But for the moment we have diplomacy in action, something that we haven’t seen, especially between Iran and the US, for 34 years. This is the major breakthrough at the moment. But we have to be vigilant. 



  1. Crack-smoking Toronto mayor more popular than Obama

    "Rob Ford, the embattled mayor of Toronto, notoriously known for his crack-smoking “drunken stupors” and murder threats, has managed to get a 42 percent approval rating from Toronto voters beating Obama’s rating of 40 percent.

    Amid the continuing Obamacare disaster, the US President’s approval rating has fallen to 41 percent. In the meantime, Mayor Rob Ford, who recently admitted to smoking crack has seen an increase in the approval of his performance. Ford’s latest rating was in fact even higher than the 39 percent he achieved in October.

    In a series of embarrassing press conferences, Ford admitted he “might have tried” the forbidden class A drug during one of his “drunken stupors.” In another leaked video of Ford’s drunken rant he was threatening to kill someone, slapping his hands together aggressively.

    The mayor – who has been stripped of most of his powers since then – insists he hasn’t got a problem with substance abuse. But almost 70 percent of Torontonians do not believe him.
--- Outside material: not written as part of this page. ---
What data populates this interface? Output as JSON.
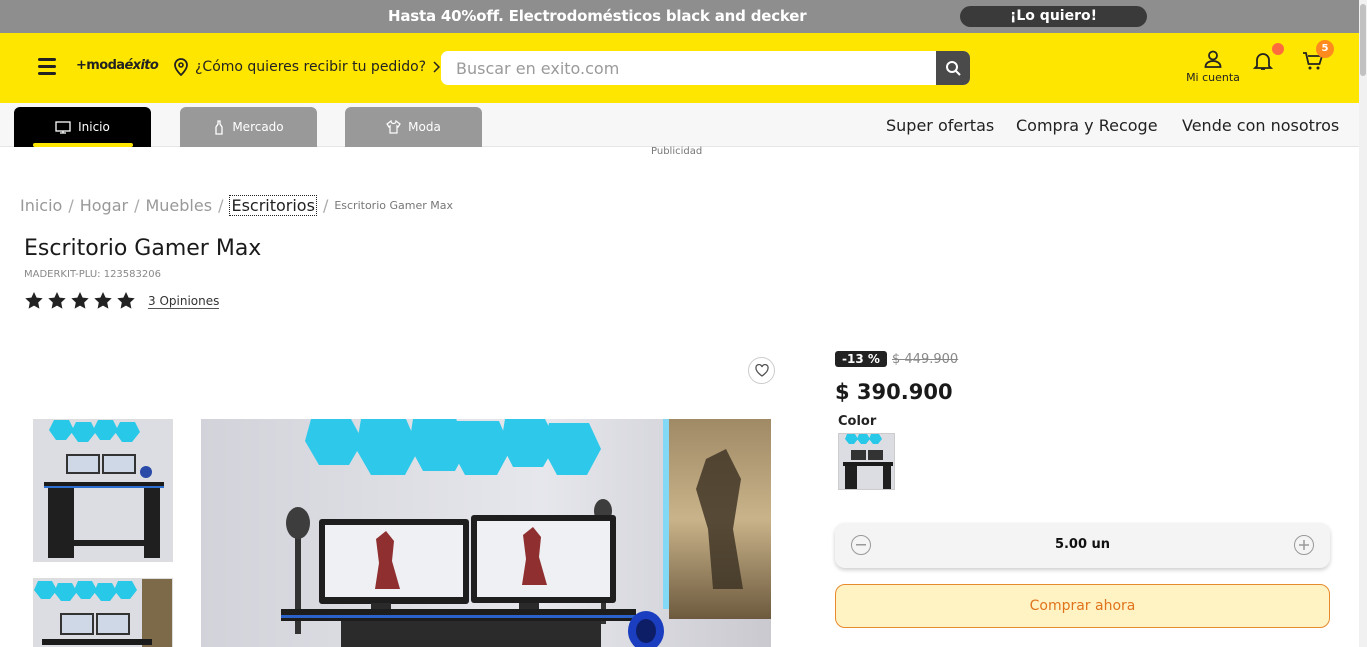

    According to a Forum Research poll of 1,049 Toronto voters released this week, 60 percent think the mayor should resign, even though they approve of his job performance.

    Obama, by contrast, is looking at declining popularity, after an incredibly costly website for his much trumpeted health insurance reform has proved to be effectively unusable because of technical glitches and security holes.

    While only 40 percent of Americans said they approved of the President’s performance, 53 percent disapproved, according to the latest Gallup figures, based on a three-day rolling average.

    In the meantime, the Congress fared a good deal worse and managed a paltry 7 percent approval rating, according to a poll by the Huffington Post."

    While the Iran deal might raise Obama's popularity, in spite of the coming zionazi media blitz supporting the Israeli lies, the sitting U.S. Congress will probably remain pariahs at the same low popularity level or lower.

    вот так

  2. One of those rare good days. Iran, the US, and the world cheering for peace, and one nasty group united against peace on the other side. Moral clarity. It has never been more obvious where the wars come from.

  3. As expected Oil prices slide on news of Iran deal

    Oil prices fell as much as 2 per cent on Monday, after Iran reached a deal with six world powers to halt its uranium enrichment program in exchange for the relaxation of sanctions that have pushed its oil-based economy into deep recession.

    In late morning European trading, Brent crude, the global benchmark, was down about 1.9 per cent, to just under $109 (U.S.) a barrel, while West Texas Intermediate was off by about 1.5 per cent to about $93.40. Falling oil prices are bad news for the Alberta oil sands, whose output already trades at a substantial discount to American and world prices.

    According to the FT, the FACTS Global Energy consultancy said the easing of insurance sanctions on shipping could boost Iranian exports immediately by as much as 400,000 barrels a day.